Where "title" appears in a line of the entries below, that line should be copied.

(Exercise material Opens)

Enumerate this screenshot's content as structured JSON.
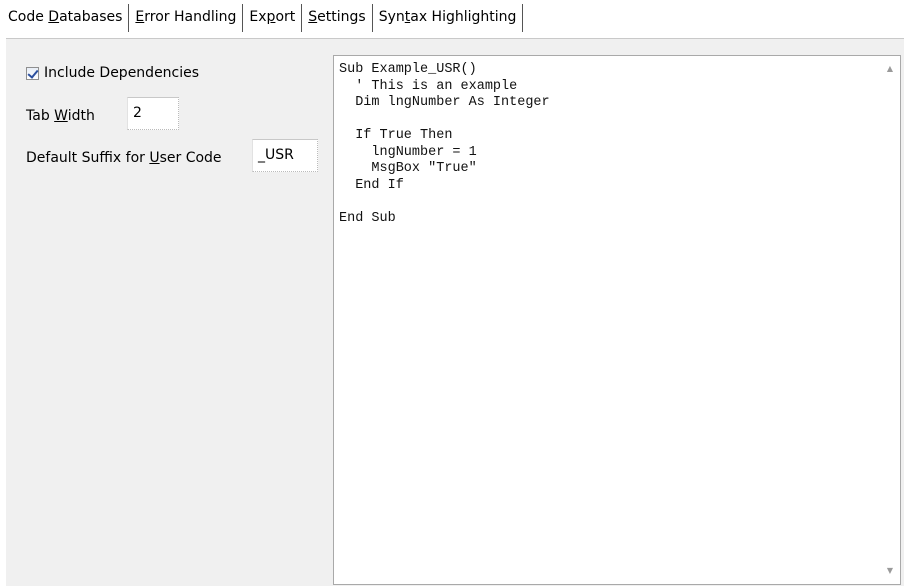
{
  "tabs": [
    {
      "label_pre": "Code ",
      "label_u": "D",
      "label_post": "atabases"
    },
    {
      "label_pre": "",
      "label_u": "E",
      "label_post": "rror Handling"
    },
    {
      "label_pre": "Ex",
      "label_u": "p",
      "label_post": "ort"
    },
    {
      "label_pre": "",
      "label_u": "S",
      "label_post": "ettings"
    },
    {
      "label_pre": "Syn",
      "label_u": "t",
      "label_post": "ax Highlighting"
    }
  ],
  "active_tab_index": 2,
  "export": {
    "include_dependencies": {
      "label": "Include Dependencies",
      "checked": true
    },
    "tab_width": {
      "label_pre": "Tab ",
      "label_u": "W",
      "label_post": "idth",
      "value": "2"
    },
    "default_suffix": {
      "label_pre": "Default Suffix for ",
      "label_u": "U",
      "label_post": "ser Code",
      "value": "_USR"
    }
  },
  "preview": {
    "code": "Sub Example_USR()\n  ' This is an example\n  Dim lngNumber As Integer\n\n  If True Then\n    lngNumber = 1\n    MsgBox \"True\"\n  End If\n\nEnd Sub",
    "scroll_up_icon": "scroll-up-arrow-icon",
    "scroll_down_icon": "scroll-down-arrow-icon"
  }
}
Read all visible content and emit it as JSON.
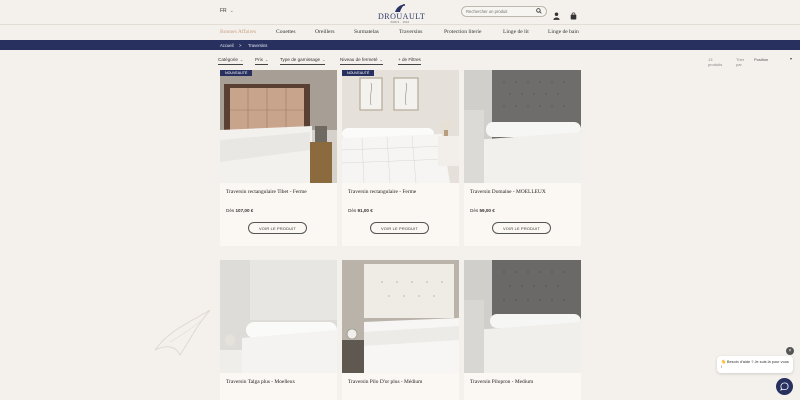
{
  "header": {
    "lang": "FR",
    "logo_name": "DROUAULT",
    "logo_tag": "PARIS · 1916",
    "search_placeholder": "Rechercher un produit"
  },
  "nav": {
    "items": [
      "Bonnes Affaires",
      "Couettes",
      "Oreillers",
      "Surmatelas",
      "Traversins",
      "Protection literie",
      "Linge de lit",
      "Linge de bain"
    ]
  },
  "breadcrumb": {
    "home": "Accueil",
    "sep": ">",
    "current": "Traversins"
  },
  "filters": {
    "items": [
      "Catégorie",
      "Prix",
      "Type de garnissage",
      "Niveau de fermeté",
      "+ de Filtres"
    ],
    "count": "13 produits",
    "sort_label": "Trier par",
    "sort_value": "Position"
  },
  "products": [
    {
      "title": "Traversin rectangulaire Tibet - Ferme",
      "price_prefix": "Dès",
      "price": "107,00 €",
      "button": "VOIR LE PRODUIT",
      "badge": "NOUVEAUTÉ"
    },
    {
      "title": "Traversin rectangulaire - Ferme",
      "price_prefix": "Dès",
      "price": "91,00 €",
      "button": "VOIR LE PRODUIT",
      "badge": "NOUVEAUTÉ"
    },
    {
      "title": "Traversin Domaine - MOELLEUX",
      "price_prefix": "Dès",
      "price": "59,00 €",
      "button": "VOIR LE PRODUIT",
      "badge": ""
    },
    {
      "title": "Traversin Talga plus - Moelleux",
      "price_prefix": "",
      "price": "",
      "button": "",
      "badge": ""
    },
    {
      "title": "Traversin Pilo D'or plus - Médium",
      "price_prefix": "",
      "price": "",
      "button": "",
      "badge": ""
    },
    {
      "title": "Traversin Pilopron - Medium",
      "price_prefix": "",
      "price": "",
      "button": "",
      "badge": ""
    }
  ],
  "chat": {
    "message": "👋 Besoin d'aide ? Je suis là pour vous !"
  },
  "colors": {
    "brand": "#27305f",
    "accent": "#c7a184",
    "background": "#f4f1ec"
  }
}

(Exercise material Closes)

Result below:
      "title": "Traversin rectangulaire Tibet - Ferme",
      "title": "Traversin rectangulaire - Ferme",
      "title": "Traversin Domaine - MOELLEUX",
      "title": "Traversin Talga plus - Moelleux",
      "title": "Traversin Pilo D'or plus - Médium",
      "title": "Traversin Pilopron - Medium",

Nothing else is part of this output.